Network upgrade speeds city’s Web access
Last year, Gahanna, Ohio, officials started a project to extend high-speed, fiber-rich technology to critical points throughout the community. To date, Project Crystal Vision has connected four schools, one school administration building, two city government offices and four township buildings in a local optical network. The city invested in the network to enhance education, public safety, facility security and the local economy.
Last year, the city began considering network construction as a means of providing Internet access to government buildings and remote sites. At first, it considered building a T1/router-based IP network similar to the one used by the Gahanna-Jefferson school system. However, the city found that network would be expensive to install, and the city would have to pay $500 to $700 per month per site to the local telephone company for use of the network.
Alternatively, the city discovered that an optical network would have no monthly costs, and it would provide faster Internet access than T1 lines. The city also could test and maintain the optical network at any time. (The city required assistance from the telephone company to test or maintain the router-based network.)
In September, the city partnered with Columbus, Ohio-based Applied Innovation to replace the school system’s existing T1-based network connections with an optical Ethernet network and to deploy the same network for the city. The optical metro network operates at a speed equivalent to 61 T1 connections, and it resists interruptions.
“Not only is the impact from lightning, water, heat or other weather conditions significantly reduced or eliminated, but the network’s fiber ring architecture gives it the ability to fix itself if problems do occur,” says David Lee, director of network operations for the city. “That level of reliability allows us to consider uses for this network that we might not have considered previously.”
The city integrated secure wireless access points into the optical network, so police, fire and emergency personnel can have mobile wireless network access to database information, traffic signals and warning systems. Ultimately, city police cars will be equipped with wireless laptops, which will allow officers to access a central computer system, thus reducing the workload of emergency dispatchers. Also, officers will be able to submit police reports directly from their cars.
Gahanna is expanding the network to include city plants, sewage pump stations, water towers, industrial parks and other key locations to improve service efficiency and security. The technology will allow service and safety departments to monitor centralized databases that manage key card access points. The city plans to incorporate remote video transport and other bandwidth-intense applications to allow the delivery of video, data and other services to monitoring stations, personnel in remote locations and, in certain cases, mobile vehicles.

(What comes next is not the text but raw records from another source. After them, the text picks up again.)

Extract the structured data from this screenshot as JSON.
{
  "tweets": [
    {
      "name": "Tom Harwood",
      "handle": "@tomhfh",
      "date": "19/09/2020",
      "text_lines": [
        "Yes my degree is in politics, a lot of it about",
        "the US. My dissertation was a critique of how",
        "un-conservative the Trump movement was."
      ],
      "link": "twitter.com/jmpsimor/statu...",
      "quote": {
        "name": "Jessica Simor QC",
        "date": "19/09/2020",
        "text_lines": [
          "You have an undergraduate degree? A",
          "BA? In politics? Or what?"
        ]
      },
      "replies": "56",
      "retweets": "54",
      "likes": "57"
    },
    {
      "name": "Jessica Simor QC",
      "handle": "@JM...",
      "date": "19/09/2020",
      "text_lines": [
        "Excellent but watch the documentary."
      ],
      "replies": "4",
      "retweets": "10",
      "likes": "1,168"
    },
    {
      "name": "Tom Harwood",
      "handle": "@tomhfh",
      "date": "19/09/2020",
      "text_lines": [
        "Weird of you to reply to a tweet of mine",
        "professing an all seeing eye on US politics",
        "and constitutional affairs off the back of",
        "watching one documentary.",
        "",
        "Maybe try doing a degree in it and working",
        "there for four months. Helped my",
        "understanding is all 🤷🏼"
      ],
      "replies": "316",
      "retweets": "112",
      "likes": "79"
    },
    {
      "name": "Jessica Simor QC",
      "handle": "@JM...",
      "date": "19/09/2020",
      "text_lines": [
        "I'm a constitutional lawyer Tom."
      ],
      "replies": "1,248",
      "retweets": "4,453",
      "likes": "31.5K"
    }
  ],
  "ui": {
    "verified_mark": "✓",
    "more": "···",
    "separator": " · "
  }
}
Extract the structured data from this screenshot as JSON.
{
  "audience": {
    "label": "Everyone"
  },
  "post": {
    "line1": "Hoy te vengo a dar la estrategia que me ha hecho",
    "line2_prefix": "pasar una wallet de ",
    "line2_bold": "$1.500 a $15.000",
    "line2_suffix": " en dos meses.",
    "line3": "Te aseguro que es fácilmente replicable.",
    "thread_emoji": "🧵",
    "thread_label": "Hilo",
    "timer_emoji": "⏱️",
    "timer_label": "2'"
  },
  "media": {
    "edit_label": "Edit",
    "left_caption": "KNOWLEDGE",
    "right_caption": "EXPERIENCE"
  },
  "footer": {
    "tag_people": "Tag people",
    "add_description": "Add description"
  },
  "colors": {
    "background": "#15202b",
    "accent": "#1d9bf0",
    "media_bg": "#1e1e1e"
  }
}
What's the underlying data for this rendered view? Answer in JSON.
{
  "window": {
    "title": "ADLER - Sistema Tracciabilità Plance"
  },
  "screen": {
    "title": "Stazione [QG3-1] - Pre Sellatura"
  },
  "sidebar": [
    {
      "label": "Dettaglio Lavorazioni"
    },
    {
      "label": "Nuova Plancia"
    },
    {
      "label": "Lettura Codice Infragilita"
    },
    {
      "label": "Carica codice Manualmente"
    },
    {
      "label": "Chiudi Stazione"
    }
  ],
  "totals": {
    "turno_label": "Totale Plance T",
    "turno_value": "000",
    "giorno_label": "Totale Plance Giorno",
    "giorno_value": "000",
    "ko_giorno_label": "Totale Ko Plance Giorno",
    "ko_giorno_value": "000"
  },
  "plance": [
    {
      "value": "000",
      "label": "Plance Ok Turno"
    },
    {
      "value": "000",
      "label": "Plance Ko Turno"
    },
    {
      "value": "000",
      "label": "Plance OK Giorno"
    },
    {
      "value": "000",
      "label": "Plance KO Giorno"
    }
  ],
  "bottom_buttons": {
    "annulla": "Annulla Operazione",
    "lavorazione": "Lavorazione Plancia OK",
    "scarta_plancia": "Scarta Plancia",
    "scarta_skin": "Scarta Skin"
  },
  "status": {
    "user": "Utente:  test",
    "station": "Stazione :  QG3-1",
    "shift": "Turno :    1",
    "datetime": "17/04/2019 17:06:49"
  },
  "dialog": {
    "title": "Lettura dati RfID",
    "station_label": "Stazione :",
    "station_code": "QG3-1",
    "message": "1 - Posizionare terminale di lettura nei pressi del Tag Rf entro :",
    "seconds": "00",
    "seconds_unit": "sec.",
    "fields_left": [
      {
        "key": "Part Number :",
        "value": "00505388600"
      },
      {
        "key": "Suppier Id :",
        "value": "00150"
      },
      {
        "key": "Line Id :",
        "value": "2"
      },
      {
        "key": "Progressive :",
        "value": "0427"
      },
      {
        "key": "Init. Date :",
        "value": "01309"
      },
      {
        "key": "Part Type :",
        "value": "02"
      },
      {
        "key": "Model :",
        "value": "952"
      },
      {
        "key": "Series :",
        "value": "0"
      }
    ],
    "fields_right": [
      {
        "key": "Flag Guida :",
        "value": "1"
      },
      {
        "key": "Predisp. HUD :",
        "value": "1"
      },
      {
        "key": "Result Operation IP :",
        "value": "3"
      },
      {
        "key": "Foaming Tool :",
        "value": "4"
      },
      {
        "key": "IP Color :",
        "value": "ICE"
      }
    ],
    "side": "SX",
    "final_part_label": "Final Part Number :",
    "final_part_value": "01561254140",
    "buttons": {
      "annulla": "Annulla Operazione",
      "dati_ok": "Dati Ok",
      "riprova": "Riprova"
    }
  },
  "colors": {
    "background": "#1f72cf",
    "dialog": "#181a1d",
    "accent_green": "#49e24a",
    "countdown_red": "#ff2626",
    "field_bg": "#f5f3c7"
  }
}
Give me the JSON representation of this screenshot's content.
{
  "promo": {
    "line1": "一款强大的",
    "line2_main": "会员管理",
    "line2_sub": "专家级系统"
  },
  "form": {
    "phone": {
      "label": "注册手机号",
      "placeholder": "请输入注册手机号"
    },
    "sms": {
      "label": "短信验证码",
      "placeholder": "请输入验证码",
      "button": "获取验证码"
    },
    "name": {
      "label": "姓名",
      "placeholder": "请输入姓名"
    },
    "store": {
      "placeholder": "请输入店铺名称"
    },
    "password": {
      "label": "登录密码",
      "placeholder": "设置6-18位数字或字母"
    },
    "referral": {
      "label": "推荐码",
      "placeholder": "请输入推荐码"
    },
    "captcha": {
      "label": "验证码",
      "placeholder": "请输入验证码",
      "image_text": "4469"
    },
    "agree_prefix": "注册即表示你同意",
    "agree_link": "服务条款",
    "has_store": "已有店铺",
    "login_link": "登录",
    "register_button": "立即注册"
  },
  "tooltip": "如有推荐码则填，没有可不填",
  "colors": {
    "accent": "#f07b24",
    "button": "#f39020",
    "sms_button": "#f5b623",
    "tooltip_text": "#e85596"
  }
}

Finally, the fiber optic network will support Gahanna’s economic development. “Gahanna will be more competitive in the telecommunications market,” Lee says. “This new network infrastructure will play a major role in the city’s future by offering more consumer choices and quality network access to technology driven industries.”